The Norwegian government estimates that the cost for one unemployed citizen amounts to NOK 11 million (appr. EUR 1.1 m). There are in other words enormous potential gains to society to be had by getting some of these unfortunate youngsters into employment.
Skanska's vision of building for a better society puts a lot of emphasis on sustainability. And while we have been doing a lot of work on ethics, safety, environmental and diversity and inclusion improvements, we haven't focused as much on the community investment dimension of sustainability. Our Norwegian programme shows what can be done if a company like ours commit to our goals.
In cooperation with the Norwegian Crown Prince and Princesses Foundation, Skanska Norway developed an introduction course in building and construction for unemployed 'drop outs' who, despite their young age, already have run into severe problems.
The programme started in 2015 with a two-day course that put a lot of emphasis on safety, which is of paramount importance for us at Skanska. At the same time, this gave the instructors a feel for if the participants could mature into the responsible people we were looking for. Out of the twelve young men that showed up, eight of them decided to go through to the second phase, where they were dispersed into the organisation to get a taste for what it means to hold down a permanent job.
Easy does it
According to project leader Eline Rolles Friis 'a very important success factor was recognizing the fact that the participants all had mottled backgrounds filled with disappointments that had given them a certain amount of social anxiety. We knew we needed to allow them some time to be able to flourish.'
Therefore, striking the correct balance between commitments and demands was essential. Which is why the programme was divided into short segments of 2, 4 and 12 weeks, followed by an apprenticeship. And why Skanska reserved the right to eject anyone who didn't honour the promises of showing up on time, staying away from drugs etc. All participants were assigned a 'father figure' in the form an emphatic mentor to lend support.
Out of the twelve young men who started the course, three are now on apprenticeships, one in full time employment and one on BIM-placement until next summer (where he has put his computer gaming skills to good use). Simple mathematics tells us that this represents potential savings for the Norwegian society of NOK 55 million. But more importantly, it might just have put five young men on a much more productive path in life.
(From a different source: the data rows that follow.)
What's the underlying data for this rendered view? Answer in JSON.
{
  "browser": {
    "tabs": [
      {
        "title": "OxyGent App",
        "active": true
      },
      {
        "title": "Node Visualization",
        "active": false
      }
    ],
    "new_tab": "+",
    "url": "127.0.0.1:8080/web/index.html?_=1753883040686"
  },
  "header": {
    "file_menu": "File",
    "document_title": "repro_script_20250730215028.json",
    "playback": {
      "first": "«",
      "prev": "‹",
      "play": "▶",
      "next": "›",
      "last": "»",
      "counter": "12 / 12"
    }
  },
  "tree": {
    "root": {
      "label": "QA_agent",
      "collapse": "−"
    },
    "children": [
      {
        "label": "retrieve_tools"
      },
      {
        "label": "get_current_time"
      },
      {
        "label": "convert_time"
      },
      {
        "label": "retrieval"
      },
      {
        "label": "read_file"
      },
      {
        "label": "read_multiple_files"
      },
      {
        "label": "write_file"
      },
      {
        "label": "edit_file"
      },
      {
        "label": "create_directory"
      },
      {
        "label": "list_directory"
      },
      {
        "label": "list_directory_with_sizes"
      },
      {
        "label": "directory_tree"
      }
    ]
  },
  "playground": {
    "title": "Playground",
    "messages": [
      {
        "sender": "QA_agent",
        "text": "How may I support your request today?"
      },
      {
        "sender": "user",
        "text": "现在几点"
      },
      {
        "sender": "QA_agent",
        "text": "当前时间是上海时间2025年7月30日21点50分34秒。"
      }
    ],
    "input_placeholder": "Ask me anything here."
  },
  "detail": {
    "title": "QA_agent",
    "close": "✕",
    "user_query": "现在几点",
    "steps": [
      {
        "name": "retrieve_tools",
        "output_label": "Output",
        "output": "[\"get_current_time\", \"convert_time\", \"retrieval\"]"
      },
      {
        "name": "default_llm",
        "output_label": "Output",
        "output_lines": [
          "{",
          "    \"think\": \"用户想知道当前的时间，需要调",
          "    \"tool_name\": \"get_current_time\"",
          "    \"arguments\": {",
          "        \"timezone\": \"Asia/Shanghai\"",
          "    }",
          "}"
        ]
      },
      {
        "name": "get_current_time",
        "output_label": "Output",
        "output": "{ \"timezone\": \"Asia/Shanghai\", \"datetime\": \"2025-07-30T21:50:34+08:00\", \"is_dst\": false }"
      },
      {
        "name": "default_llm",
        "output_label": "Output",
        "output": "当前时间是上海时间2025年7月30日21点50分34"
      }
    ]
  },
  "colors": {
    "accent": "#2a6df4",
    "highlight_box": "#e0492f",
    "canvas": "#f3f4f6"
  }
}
The programme has gotten a lot of publicity and become a source of pride for Skanska Norway. It has also shown what we as an organisation can do when we put our minds together. Or in Eline's words: 'when we act proactively, we really can contribute towards a better society.' The next round of the programme kicks off in the first quarter of 2016.